Sonali Das is an Economist in the IMF’s Asia and Pacific Department, where she focuses on India and Nepal. Previously, she was in the IMF’s Strategy, Policy, and Review Department, where she worked on the IMF program with Pakistan and policy papers on the international monetary system. Prior to joining the IMF in 2012, Sonali interned at the Brookings Institution, the Federal Reserve Bank of San Francisco, as well as the IMF. She received her PhD in Economics from Cornell University, an MA in Economics from McGill University, and a BSc from the University of Toronto. Her research interests are in banking, financial interconnectedness, and economic development.
Rinku Murgai is a Lead Economist in the Poverty Global Practice of the World Bank.  Rinku joined the World Bank in 2000 as a Young Professional, with assignments in the South Asia Poverty Reduction and Economic Management Unit and the Research Department.  In 2003, she relocated to the New Delhi office and has been working in India since then.  She has a keen interest and analytic skills in the general areas of poverty, vulnerability and public policy, encompassing poverty and inequality measurement. In her work at the World Bank, Rinku has had the opportunity to contribute to poverty assessments, development policy reviews, impact evaluations, operations, and Country Partnership Strategies. She has worked closely with government on issues related to poverty monitoring, strengthening of statistical systems, and design and M&E of safety nets. She holds a Bachelor’s degree in Biology and Economics from Swarthmore College, and a PhD in Agricultural and Resource Economics from the University of California at Berkeley.

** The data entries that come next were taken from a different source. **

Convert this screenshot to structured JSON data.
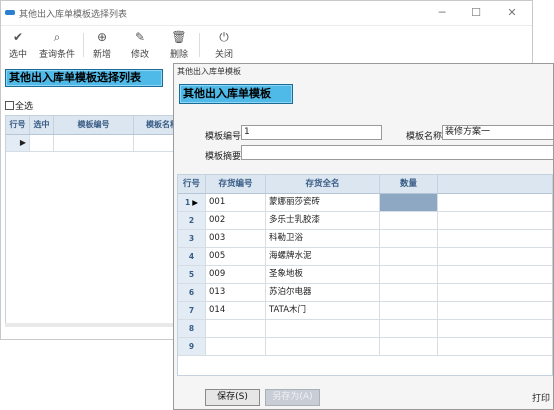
{
  "back_window": {
    "title": "其他出入库单模板选择列表",
    "controls": {
      "minimize": "─",
      "maximize": "☐",
      "close": "✕"
    },
    "toolbar": [
      {
        "name": "select",
        "icon": "✔",
        "label": "选中"
      },
      {
        "name": "query",
        "icon": "⌕",
        "label": "查询条件"
      },
      {
        "name": "add",
        "icon": "⊕",
        "label": "新增"
      },
      {
        "name": "edit",
        "icon": "✎",
        "label": "修改"
      },
      {
        "name": "delete",
        "icon": "🗑",
        "label": "删除"
      },
      {
        "name": "close",
        "icon": "⏻",
        "label": "关闭"
      }
    ],
    "header": "其他出入库单模板选择列表",
    "select_all_label": "全选",
    "grid_columns": [
      "行号",
      "选中",
      "模板编号",
      "模板名称"
    ]
  },
  "front_window": {
    "title": "其他出入库单模板",
    "header": "其他出入库单模板",
    "form": {
      "template_no_label": "模板编号",
      "template_no_value": "1",
      "template_name_label": "模板名称",
      "template_name_value": "装修方案一",
      "summary_label": "模板摘要",
      "summary_value": ""
    },
    "grid": {
      "columns": [
        "行号",
        "存货编号",
        "存货全名",
        "数量"
      ],
      "rows": [
        {
          "num": "1",
          "code": "001",
          "name": "蒙娜丽莎瓷砖",
          "qty": ""
        },
        {
          "num": "2",
          "code": "002",
          "name": "多乐士乳胶漆",
          "qty": ""
        },
        {
          "num": "3",
          "code": "003",
          "name": "科勒卫浴",
          "qty": ""
        },
        {
          "num": "4",
          "code": "005",
          "name": "海螺牌水泥",
          "qty": ""
        },
        {
          "num": "5",
          "code": "009",
          "name": "圣象地板",
          "qty": ""
        },
        {
          "num": "6",
          "code": "013",
          "name": "苏泊尔电器",
          "qty": ""
        },
        {
          "num": "7",
          "code": "014",
          "name": "TATA木门",
          "qty": ""
        },
        {
          "num": "8",
          "code": "",
          "name": "",
          "qty": ""
        },
        {
          "num": "9",
          "code": "",
          "name": "",
          "qty": ""
        }
      ],
      "current_row_marker": "▶"
    },
    "buttons": {
      "save": "保存(S)",
      "save_as": "另存为(A)",
      "print": "打印"
    }
  },
  "colors": {
    "header_blue": "#4fb9e7",
    "grid_header": "#dbe6f1",
    "selected_cell": "#8ea7c3"
  }
}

  • Event Date

    30 April 2015
  • Location

    Conference Room, NCAER